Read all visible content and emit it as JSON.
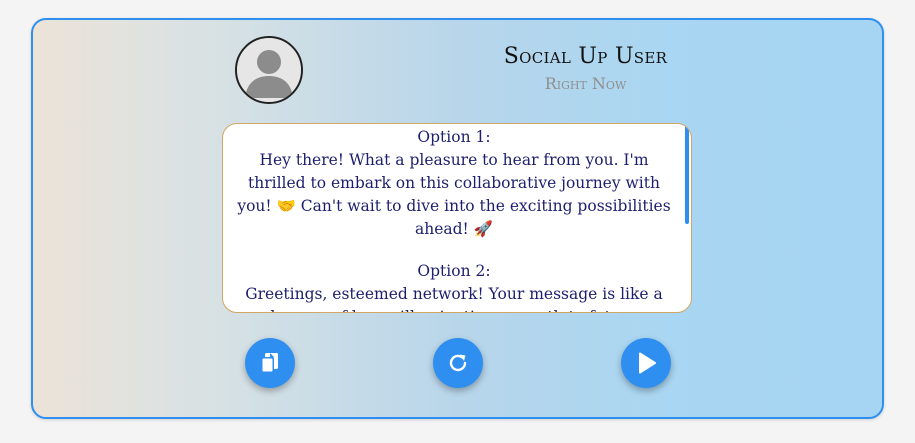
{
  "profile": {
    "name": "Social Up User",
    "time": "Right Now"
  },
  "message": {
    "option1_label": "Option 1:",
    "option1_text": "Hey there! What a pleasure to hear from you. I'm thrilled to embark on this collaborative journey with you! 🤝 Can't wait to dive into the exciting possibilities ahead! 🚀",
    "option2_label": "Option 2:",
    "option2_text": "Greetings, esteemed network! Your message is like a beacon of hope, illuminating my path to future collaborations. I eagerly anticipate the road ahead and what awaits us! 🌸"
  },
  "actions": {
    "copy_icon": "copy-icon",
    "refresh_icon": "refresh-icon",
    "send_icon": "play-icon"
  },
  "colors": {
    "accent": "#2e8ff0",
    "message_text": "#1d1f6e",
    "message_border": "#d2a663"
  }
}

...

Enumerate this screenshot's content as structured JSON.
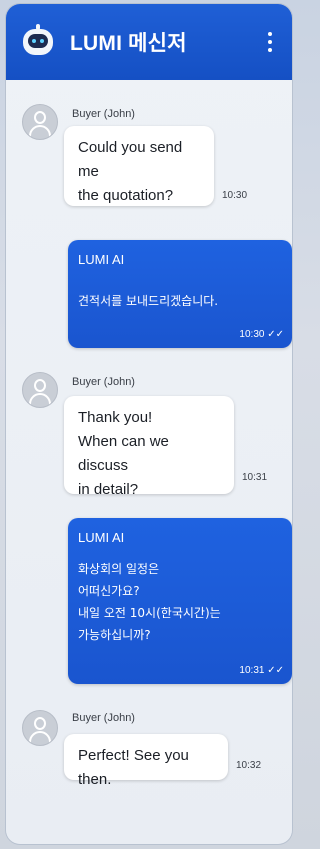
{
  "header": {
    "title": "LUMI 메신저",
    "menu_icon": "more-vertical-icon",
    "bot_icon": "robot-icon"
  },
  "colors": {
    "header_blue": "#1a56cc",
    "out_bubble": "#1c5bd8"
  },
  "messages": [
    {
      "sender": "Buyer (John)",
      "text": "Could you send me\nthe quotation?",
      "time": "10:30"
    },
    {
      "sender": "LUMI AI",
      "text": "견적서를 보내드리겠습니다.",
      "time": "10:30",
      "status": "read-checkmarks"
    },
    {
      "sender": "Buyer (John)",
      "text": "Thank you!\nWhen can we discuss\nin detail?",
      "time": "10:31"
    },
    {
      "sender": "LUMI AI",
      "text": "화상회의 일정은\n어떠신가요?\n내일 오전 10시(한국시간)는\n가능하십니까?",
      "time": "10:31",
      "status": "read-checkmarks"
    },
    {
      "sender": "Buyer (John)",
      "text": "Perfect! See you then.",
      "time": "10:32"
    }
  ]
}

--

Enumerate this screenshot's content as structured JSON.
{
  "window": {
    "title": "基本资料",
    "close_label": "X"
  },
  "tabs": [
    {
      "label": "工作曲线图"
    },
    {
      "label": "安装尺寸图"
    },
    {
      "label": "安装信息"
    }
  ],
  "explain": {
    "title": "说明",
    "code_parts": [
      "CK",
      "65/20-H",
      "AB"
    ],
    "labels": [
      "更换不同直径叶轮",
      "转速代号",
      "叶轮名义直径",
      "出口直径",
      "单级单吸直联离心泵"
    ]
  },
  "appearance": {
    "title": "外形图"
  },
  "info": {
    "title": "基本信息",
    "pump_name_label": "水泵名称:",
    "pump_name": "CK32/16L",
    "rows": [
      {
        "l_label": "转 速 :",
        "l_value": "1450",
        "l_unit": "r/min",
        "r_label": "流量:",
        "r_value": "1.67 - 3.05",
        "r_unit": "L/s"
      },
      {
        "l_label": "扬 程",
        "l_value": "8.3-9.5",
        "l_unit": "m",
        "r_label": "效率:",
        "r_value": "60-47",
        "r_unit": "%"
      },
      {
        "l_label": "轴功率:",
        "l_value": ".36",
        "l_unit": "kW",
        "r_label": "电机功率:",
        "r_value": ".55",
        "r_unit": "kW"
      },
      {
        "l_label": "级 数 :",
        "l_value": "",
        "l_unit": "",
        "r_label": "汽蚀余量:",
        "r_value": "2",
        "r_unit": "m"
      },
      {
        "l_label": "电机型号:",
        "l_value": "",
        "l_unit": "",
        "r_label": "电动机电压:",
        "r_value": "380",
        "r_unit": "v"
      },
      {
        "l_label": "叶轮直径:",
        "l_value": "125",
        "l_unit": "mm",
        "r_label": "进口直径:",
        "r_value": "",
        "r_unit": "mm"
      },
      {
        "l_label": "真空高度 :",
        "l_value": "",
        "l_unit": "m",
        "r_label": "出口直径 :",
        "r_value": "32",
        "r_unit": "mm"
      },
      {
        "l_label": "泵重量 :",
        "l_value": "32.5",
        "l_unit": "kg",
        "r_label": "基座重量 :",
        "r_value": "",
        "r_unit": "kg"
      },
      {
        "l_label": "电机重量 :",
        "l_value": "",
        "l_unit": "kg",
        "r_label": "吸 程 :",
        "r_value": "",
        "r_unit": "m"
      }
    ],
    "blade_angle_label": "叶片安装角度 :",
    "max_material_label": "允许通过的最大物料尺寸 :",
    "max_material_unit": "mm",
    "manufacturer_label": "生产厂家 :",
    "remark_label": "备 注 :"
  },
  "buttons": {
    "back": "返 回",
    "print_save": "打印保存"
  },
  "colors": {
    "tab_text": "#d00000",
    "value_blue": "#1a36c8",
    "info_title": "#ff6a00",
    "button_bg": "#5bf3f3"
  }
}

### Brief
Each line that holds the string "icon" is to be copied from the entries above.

### Your response
    "copy_icon": "copy-icon",
    "refresh_icon": "refresh-icon",
    "send_icon": "play-icon"
    "menu_icon": "more-vertical-icon",
    "bot_icon": "robot-icon"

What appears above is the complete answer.